═════ EXCERPTED RECORDS ═════

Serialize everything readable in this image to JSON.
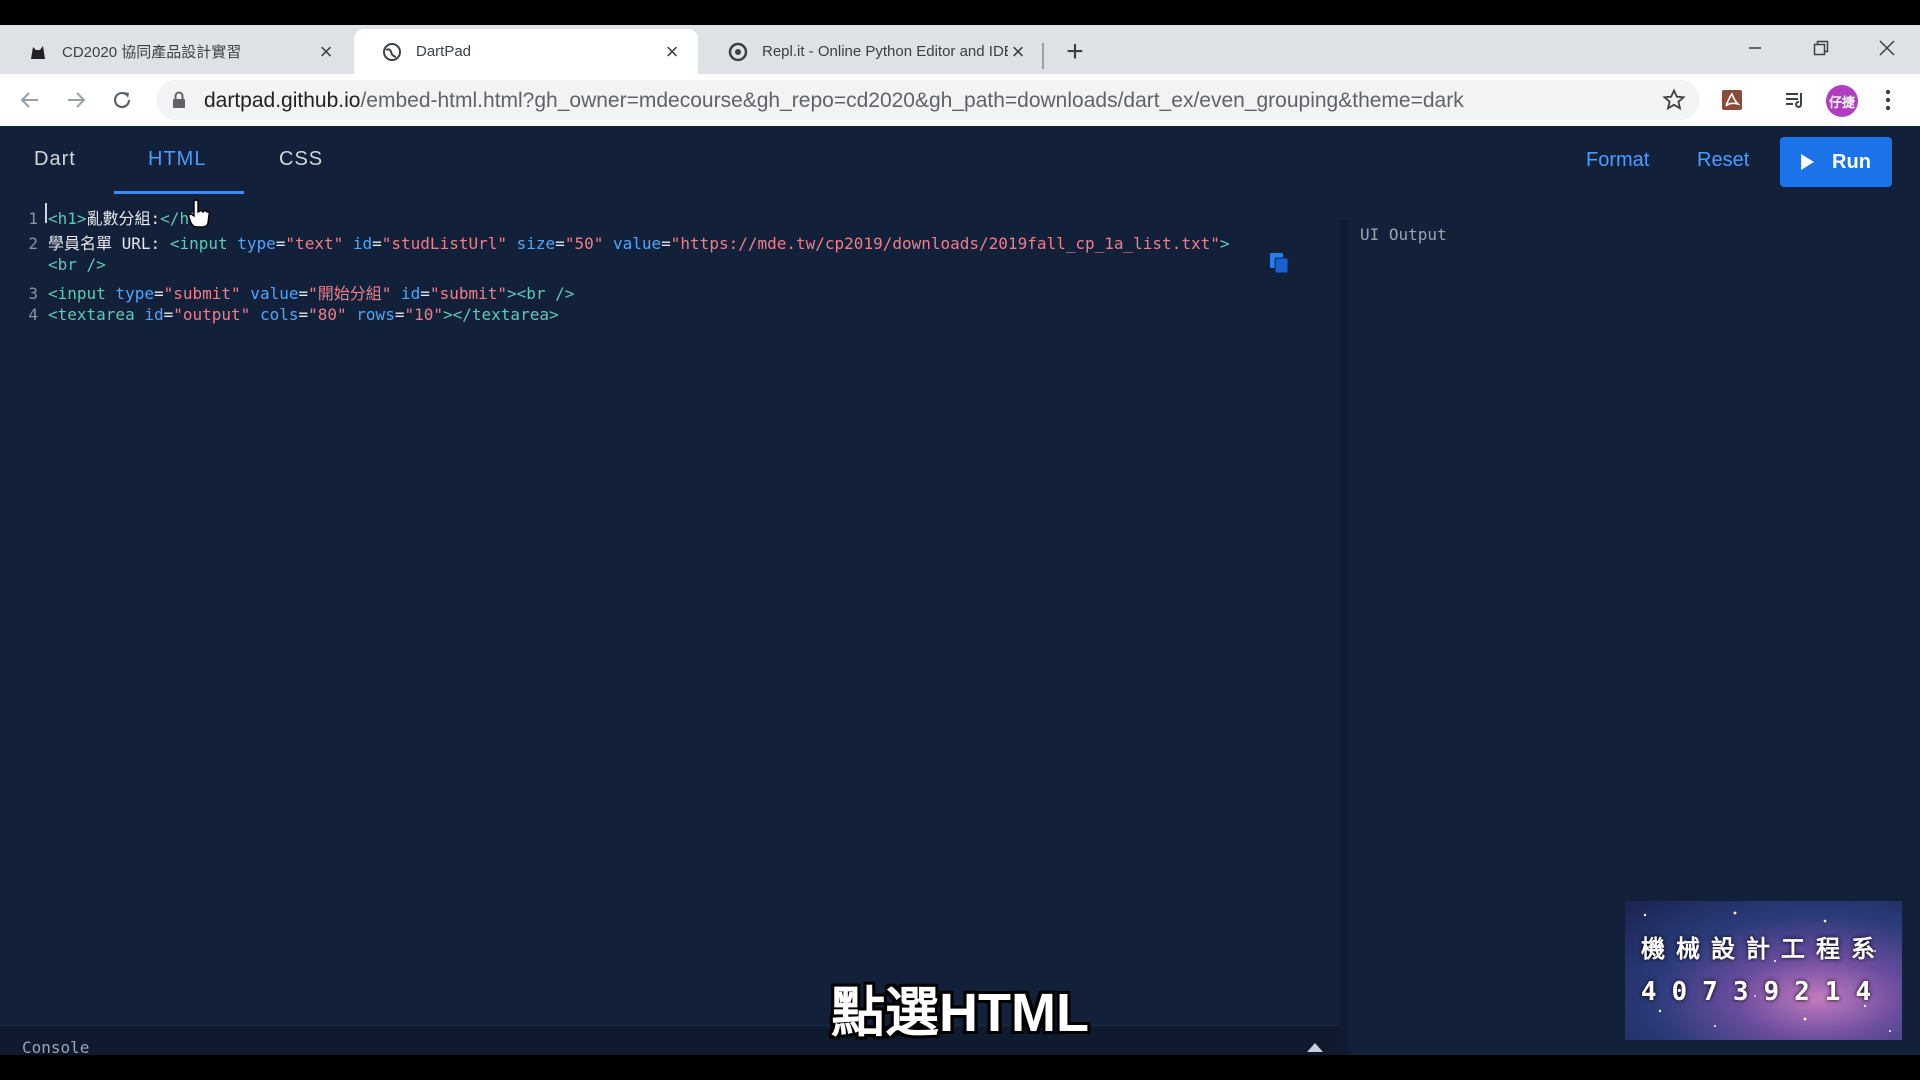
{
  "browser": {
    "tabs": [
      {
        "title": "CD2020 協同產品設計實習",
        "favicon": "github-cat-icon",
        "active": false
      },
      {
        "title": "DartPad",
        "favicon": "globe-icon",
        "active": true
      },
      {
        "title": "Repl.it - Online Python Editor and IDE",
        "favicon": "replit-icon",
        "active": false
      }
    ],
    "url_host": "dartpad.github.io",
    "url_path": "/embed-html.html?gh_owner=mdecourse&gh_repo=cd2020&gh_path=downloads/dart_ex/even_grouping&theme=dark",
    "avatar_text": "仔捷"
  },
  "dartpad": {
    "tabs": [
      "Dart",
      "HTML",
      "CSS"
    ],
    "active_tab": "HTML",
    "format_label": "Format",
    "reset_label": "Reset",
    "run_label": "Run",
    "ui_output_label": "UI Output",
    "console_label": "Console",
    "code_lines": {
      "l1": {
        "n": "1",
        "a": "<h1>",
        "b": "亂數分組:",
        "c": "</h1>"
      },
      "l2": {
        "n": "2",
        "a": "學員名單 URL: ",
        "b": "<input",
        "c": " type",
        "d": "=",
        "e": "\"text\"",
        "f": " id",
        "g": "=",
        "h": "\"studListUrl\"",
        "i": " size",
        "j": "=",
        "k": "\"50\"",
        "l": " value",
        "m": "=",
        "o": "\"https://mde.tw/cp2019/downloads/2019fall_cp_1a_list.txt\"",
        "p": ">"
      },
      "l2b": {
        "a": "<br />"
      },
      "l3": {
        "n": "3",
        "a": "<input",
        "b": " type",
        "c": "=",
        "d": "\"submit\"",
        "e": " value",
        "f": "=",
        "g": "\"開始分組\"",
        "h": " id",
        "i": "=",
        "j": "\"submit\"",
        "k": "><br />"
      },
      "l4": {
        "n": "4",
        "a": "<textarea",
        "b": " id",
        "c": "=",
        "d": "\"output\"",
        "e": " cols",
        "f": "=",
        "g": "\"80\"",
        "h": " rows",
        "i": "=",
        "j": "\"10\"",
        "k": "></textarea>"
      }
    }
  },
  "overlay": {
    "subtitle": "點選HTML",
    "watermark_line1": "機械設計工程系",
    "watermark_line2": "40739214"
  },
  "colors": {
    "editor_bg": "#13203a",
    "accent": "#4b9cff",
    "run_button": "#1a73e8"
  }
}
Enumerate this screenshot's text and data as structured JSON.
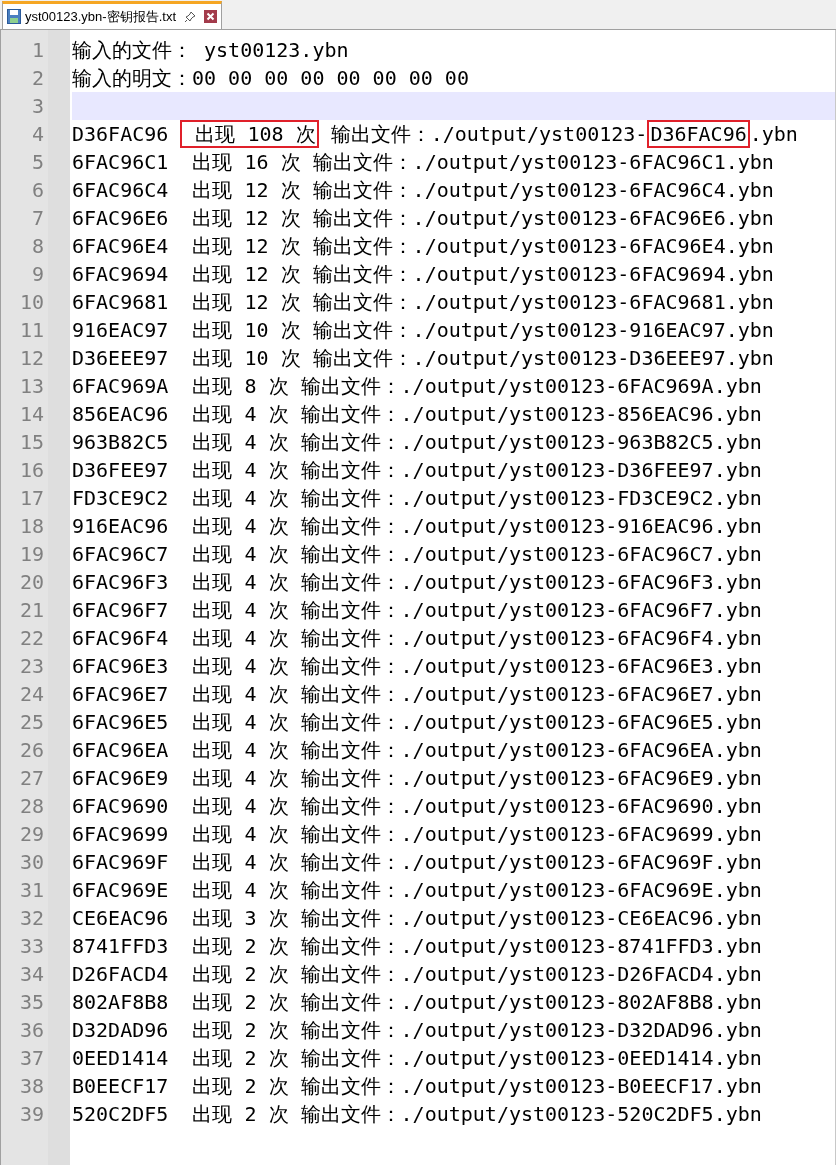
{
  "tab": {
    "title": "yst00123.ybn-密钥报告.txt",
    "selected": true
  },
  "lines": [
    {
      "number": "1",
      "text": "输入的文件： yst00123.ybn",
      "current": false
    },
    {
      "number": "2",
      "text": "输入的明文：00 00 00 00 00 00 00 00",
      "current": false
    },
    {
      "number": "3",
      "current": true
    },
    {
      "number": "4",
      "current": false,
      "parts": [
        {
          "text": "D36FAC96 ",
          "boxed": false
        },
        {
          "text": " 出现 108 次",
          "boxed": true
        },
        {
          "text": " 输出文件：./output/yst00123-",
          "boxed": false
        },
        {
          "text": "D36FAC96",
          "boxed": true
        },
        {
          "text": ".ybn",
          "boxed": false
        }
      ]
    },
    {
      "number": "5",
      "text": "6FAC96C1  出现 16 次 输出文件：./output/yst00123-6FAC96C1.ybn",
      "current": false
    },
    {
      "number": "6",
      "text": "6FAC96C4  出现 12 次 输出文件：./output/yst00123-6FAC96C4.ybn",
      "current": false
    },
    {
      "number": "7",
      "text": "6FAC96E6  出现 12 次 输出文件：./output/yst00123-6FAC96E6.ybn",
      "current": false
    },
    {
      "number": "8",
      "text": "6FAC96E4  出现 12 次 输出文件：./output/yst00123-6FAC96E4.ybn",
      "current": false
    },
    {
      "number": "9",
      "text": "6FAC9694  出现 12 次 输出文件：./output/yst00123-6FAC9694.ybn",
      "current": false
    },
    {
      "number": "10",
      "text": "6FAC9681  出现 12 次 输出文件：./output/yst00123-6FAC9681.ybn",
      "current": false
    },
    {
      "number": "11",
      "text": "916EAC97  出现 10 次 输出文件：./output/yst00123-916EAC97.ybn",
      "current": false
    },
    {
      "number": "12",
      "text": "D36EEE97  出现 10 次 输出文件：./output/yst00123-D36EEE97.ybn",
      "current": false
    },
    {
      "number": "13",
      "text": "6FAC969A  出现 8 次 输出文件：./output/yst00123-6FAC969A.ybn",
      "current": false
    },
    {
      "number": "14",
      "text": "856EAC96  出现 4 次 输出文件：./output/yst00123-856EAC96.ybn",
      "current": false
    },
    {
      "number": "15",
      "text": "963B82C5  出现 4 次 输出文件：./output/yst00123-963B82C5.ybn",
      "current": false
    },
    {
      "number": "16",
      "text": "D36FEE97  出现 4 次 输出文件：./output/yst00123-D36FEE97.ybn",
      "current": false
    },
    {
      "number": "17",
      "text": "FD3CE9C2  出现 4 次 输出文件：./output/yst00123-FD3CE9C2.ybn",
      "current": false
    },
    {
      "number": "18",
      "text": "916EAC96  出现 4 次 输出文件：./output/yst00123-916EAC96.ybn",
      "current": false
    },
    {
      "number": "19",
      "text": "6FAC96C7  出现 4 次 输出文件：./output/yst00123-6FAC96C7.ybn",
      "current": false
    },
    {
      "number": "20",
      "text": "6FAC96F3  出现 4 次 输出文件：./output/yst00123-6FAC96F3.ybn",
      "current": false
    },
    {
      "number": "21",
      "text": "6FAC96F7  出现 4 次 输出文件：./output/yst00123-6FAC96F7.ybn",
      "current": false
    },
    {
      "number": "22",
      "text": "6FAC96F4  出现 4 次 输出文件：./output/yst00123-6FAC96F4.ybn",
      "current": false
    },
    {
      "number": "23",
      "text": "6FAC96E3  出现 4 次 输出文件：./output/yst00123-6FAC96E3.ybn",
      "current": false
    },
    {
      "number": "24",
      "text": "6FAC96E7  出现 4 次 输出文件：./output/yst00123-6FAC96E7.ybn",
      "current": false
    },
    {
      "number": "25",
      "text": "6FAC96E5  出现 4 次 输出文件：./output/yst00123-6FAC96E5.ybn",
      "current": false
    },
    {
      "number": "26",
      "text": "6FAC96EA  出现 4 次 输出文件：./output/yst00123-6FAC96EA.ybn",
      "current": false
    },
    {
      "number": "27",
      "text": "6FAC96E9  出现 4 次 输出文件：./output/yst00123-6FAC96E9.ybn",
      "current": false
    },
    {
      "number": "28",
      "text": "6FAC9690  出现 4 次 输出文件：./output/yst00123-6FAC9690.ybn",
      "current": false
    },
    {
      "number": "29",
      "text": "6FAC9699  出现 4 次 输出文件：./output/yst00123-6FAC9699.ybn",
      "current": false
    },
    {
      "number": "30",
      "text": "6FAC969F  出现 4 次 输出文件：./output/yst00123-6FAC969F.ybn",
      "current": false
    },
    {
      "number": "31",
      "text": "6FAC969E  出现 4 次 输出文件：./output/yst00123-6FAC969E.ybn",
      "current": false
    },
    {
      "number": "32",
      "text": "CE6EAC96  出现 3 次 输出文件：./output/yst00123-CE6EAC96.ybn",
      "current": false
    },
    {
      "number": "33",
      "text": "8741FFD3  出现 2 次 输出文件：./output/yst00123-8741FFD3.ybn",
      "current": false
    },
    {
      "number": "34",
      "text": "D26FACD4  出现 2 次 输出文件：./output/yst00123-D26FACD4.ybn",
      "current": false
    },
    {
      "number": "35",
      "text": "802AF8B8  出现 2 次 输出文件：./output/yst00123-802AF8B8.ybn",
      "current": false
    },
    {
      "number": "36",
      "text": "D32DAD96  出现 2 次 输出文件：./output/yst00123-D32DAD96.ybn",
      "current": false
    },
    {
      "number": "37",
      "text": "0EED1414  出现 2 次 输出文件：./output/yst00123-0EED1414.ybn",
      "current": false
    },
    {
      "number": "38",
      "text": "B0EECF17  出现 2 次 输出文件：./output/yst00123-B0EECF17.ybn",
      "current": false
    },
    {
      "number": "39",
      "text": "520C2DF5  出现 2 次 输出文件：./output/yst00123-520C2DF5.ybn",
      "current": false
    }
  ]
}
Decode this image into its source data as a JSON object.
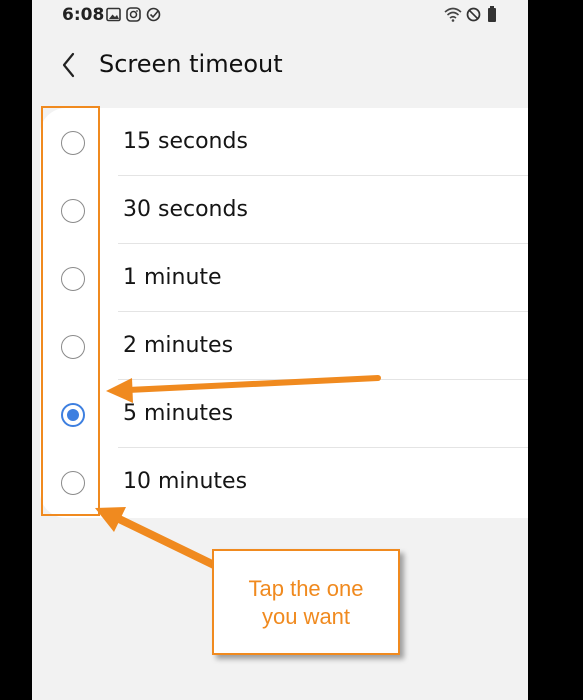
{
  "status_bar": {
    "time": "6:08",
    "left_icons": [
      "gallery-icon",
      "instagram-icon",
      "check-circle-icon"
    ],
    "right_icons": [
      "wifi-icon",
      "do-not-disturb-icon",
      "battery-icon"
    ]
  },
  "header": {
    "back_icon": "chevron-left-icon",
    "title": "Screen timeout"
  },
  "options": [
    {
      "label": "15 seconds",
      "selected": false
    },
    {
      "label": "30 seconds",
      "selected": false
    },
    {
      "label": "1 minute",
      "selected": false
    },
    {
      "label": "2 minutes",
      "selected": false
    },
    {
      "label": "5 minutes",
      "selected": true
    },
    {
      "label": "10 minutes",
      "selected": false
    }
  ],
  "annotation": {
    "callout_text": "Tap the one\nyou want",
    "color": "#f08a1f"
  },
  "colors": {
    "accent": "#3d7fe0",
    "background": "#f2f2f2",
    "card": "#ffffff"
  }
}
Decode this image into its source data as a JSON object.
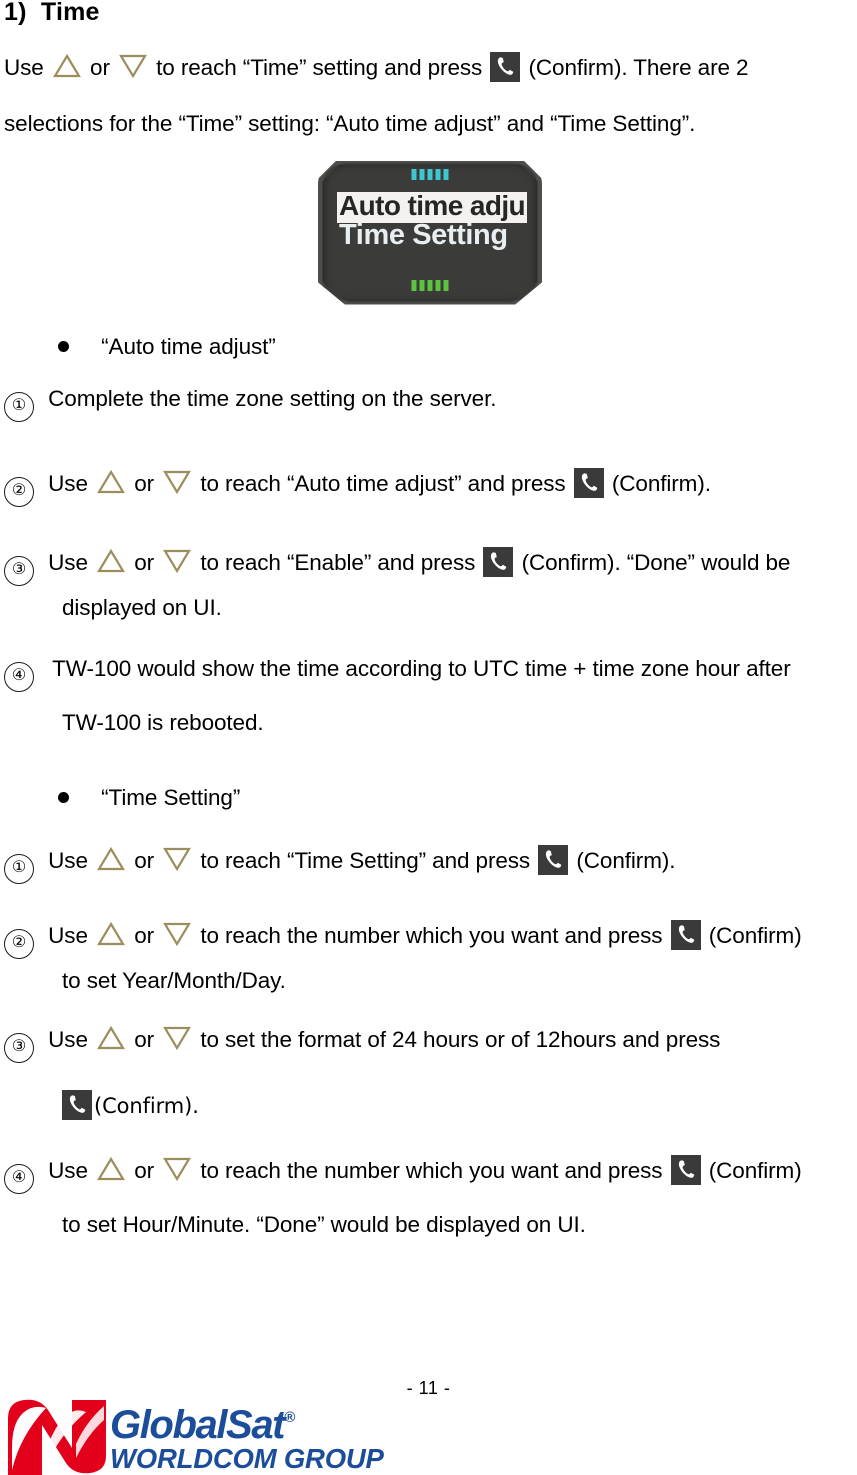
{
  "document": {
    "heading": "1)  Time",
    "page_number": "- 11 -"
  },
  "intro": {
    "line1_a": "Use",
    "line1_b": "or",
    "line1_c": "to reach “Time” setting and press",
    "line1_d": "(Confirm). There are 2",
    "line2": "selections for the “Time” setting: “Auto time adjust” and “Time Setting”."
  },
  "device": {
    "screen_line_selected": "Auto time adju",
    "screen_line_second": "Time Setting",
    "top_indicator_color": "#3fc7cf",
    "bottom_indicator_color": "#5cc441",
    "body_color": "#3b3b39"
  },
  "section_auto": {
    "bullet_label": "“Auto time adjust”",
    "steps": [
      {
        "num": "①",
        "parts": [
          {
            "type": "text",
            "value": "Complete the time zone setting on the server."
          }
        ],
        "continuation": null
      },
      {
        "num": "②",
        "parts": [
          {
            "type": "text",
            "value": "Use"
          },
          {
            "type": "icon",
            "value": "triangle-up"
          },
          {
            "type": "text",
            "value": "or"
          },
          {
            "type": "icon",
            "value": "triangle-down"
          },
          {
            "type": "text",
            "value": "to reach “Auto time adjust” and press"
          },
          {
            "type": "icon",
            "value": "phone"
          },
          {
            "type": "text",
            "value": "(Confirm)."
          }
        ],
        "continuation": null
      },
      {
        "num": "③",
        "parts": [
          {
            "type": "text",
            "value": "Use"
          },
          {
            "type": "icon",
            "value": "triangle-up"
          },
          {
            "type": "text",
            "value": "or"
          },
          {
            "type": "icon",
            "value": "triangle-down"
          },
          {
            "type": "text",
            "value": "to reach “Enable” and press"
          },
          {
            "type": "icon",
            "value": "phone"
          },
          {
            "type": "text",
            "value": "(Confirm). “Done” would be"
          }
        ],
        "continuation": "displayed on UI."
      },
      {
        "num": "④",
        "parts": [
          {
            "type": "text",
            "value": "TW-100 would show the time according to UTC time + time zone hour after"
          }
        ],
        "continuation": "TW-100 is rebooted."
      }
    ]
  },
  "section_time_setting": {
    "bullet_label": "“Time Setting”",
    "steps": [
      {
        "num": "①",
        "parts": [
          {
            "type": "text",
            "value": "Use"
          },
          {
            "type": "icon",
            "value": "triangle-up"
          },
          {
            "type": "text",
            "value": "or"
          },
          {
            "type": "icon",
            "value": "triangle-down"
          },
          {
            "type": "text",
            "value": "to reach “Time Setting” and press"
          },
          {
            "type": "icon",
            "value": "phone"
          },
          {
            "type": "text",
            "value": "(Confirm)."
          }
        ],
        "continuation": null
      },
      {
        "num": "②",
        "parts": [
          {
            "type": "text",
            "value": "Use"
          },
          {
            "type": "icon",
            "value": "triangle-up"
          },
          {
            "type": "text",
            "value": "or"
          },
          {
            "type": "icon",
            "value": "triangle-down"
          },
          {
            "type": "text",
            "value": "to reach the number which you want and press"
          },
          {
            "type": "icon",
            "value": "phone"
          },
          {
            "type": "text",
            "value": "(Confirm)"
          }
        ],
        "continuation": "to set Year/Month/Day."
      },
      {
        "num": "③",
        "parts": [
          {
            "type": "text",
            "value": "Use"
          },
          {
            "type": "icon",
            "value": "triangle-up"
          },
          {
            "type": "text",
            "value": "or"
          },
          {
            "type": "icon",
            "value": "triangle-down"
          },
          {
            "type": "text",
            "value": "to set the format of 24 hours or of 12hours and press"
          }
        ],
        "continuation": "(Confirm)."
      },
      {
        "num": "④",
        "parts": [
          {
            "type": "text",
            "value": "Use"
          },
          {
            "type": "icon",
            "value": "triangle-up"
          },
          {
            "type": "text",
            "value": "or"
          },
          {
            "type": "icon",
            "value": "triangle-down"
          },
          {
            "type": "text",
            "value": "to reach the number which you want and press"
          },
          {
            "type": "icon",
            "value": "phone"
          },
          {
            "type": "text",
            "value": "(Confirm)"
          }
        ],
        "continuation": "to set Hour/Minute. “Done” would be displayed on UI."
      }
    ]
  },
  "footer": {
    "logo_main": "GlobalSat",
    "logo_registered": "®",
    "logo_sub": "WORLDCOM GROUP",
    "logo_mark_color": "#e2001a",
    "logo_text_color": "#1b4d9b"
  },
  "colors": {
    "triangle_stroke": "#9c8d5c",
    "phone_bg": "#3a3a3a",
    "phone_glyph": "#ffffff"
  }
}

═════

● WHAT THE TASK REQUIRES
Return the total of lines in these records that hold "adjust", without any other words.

● EXERCISE RESPONSE
3